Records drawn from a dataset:
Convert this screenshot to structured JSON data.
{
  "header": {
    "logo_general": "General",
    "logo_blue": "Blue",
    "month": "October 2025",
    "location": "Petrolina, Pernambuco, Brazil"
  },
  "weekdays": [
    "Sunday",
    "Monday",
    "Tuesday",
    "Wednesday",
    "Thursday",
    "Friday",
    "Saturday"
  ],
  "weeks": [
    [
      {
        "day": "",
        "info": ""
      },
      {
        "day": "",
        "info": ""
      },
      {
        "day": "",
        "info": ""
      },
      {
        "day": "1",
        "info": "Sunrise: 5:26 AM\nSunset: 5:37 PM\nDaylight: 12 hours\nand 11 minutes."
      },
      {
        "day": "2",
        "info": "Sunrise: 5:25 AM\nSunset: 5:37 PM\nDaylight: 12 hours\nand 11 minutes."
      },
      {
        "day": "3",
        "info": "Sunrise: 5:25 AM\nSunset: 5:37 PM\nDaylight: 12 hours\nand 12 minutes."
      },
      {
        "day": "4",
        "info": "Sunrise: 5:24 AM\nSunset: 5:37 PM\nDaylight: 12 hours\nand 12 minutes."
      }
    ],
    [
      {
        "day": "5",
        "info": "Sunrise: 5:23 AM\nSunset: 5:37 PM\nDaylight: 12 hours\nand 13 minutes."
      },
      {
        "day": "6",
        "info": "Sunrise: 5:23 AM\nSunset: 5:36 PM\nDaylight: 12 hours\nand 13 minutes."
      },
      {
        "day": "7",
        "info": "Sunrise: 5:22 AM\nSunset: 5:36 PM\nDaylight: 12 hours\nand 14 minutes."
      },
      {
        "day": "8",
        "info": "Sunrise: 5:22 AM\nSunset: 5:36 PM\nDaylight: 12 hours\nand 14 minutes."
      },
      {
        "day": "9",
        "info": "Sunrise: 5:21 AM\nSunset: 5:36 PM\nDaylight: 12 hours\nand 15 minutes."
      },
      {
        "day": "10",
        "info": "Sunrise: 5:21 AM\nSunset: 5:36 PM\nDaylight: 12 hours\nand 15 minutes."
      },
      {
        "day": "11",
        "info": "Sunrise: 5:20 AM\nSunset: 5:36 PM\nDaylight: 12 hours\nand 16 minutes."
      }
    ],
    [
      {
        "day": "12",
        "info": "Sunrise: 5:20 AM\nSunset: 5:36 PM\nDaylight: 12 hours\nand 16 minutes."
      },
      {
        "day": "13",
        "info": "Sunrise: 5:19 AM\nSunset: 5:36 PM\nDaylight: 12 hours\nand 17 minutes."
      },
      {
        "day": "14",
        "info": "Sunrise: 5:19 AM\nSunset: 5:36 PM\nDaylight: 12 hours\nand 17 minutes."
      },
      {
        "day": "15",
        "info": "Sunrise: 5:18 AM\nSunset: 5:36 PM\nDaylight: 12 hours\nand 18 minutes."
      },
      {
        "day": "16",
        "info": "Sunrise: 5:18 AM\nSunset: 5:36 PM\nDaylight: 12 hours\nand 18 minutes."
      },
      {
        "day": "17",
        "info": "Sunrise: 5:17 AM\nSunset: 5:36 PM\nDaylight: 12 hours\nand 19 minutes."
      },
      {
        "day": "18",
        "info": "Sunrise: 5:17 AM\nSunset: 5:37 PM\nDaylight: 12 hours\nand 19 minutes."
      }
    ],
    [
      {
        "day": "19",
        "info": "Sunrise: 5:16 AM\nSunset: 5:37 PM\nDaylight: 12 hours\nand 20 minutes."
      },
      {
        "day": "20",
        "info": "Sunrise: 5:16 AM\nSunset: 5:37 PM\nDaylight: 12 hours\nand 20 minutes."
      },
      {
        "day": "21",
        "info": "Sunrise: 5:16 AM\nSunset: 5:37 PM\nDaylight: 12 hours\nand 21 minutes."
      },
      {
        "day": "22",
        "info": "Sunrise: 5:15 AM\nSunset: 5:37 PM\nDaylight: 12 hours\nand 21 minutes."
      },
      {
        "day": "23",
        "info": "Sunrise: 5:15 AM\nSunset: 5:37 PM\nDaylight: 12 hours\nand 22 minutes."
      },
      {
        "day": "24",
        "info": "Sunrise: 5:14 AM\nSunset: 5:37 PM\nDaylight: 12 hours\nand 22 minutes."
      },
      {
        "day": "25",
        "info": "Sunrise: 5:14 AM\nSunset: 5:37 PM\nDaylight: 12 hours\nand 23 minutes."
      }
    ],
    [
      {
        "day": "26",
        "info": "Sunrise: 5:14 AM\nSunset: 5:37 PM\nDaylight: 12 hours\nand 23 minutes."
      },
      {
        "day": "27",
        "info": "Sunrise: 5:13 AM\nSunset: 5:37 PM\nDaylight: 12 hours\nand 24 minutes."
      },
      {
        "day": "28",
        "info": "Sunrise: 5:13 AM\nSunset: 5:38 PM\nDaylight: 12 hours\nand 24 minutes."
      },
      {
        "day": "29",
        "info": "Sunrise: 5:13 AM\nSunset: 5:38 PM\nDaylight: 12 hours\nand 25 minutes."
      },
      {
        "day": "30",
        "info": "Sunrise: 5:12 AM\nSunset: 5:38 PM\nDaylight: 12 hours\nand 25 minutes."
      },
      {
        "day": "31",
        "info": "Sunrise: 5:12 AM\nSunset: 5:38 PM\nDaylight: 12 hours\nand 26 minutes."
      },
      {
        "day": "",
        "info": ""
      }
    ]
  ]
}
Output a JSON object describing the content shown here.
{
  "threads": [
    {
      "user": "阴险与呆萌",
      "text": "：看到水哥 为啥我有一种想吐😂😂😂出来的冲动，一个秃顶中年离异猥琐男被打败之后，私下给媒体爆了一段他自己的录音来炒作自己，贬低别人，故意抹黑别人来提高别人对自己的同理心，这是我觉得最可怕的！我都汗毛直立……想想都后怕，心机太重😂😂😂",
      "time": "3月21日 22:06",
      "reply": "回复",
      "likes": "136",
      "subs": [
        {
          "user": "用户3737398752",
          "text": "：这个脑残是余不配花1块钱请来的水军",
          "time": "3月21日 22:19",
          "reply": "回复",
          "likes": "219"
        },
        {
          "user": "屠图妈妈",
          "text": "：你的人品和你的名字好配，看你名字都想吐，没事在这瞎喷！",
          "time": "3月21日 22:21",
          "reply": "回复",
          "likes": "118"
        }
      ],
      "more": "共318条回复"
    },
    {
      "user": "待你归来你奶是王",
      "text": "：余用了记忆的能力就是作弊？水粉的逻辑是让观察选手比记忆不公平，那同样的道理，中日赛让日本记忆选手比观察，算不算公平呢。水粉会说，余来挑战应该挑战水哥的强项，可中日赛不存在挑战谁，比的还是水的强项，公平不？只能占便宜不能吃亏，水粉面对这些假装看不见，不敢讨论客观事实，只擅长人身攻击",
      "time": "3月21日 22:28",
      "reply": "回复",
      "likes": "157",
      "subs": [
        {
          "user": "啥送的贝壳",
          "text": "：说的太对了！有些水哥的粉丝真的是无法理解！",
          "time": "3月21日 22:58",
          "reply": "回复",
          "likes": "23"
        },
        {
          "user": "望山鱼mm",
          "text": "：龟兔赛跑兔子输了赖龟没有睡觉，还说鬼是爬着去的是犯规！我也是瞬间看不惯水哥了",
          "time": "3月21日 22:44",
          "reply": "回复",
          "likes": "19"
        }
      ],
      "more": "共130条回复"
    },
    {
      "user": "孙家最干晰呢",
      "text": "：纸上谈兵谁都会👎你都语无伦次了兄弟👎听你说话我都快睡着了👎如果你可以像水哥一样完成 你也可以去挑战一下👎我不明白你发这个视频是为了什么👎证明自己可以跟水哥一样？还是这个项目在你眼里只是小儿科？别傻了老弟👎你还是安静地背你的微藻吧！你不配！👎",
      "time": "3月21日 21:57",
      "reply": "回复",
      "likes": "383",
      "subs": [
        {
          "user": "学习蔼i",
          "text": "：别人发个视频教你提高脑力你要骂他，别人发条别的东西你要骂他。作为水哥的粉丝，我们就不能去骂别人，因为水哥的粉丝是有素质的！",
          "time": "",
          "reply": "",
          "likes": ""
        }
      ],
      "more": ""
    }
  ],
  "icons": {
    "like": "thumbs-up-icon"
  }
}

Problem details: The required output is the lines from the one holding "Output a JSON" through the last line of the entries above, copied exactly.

Solution to this problem:
Output a JSON object describing the content shown here.
{
  "threads": [
    {
      "user": "阴险与呆萌",
      "text": "：看到水哥 为啥我有一种想吐😂😂😂出来的冲动，一个秃顶中年离异猥琐男被打败之后，私下给媒体爆了一段他自己的录音来炒作自己，贬低别人，故意抹黑别人来提高别人对自己的同理心，这是我觉得最可怕的！我都汗毛直立……想想都后怕，心机太重😂😂😂",
      "time": "3月21日 22:06",
      "reply": "回复",
      "likes": "136",
      "subs": [
        {
          "user": "用户3737398752",
          "text": "：这个脑残是余不配花1块钱请来的水军",
          "time": "3月21日 22:19",
          "reply": "回复",
          "likes": "219"
        },
        {
          "user": "屠图妈妈",
          "text": "：你的人品和你的名字好配，看你名字都想吐，没事在这瞎喷！",
          "time": "3月21日 22:21",
          "reply": "回复",
          "likes": "118"
        }
      ],
      "more": "共318条回复"
    },
    {
      "user": "待你归来你奶是王",
      "text": "：余用了记忆的能力就是作弊？水粉的逻辑是让观察选手比记忆不公平，那同样的道理，中日赛让日本记忆选手比观察，算不算公平呢。水粉会说，余来挑战应该挑战水哥的强项，可中日赛不存在挑战谁，比的还是水的强项，公平不？只能占便宜不能吃亏，水粉面对这些假装看不见，不敢讨论客观事实，只擅长人身攻击",
      "time": "3月21日 22:28",
      "reply": "回复",
      "likes": "157",
      "subs": [
        {
          "user": "啥送的贝壳",
          "text": "：说的太对了！有些水哥的粉丝真的是无法理解！",
          "time": "3月21日 22:58",
          "reply": "回复",
          "likes": "23"
        },
        {
          "user": "望山鱼mm",
          "text": "：龟兔赛跑兔子输了赖龟没有睡觉，还说鬼是爬着去的是犯规！我也是瞬间看不惯水哥了",
          "time": "3月21日 22:44",
          "reply": "回复",
          "likes": "19"
        }
      ],
      "more": "共130条回复"
    },
    {
      "user": "孙家最干晰呢",
      "text": "：纸上谈兵谁都会👎你都语无伦次了兄弟👎听你说话我都快睡着了👎如果你可以像水哥一样完成 你也可以去挑战一下👎我不明白你发这个视频是为了什么👎证明自己可以跟水哥一样？还是这个项目在你眼里只是小儿科？别傻了老弟👎你还是安静地背你的微藻吧！你不配！👎",
      "time": "3月21日 21:57",
      "reply": "回复",
      "likes": "383",
      "subs": [
        {
          "user": "学习蔼i",
          "text": "：别人发个视频教你提高脑力你要骂他，别人发条别的东西你要骂他。作为水哥的粉丝，我们就不能去骂别人，因为水哥的粉丝是有素质的！",
          "time": "",
          "reply": "",
          "likes": ""
        }
      ],
      "more": ""
    }
  ],
  "icons": {
    "like": "thumbs-up-icon"
  }
}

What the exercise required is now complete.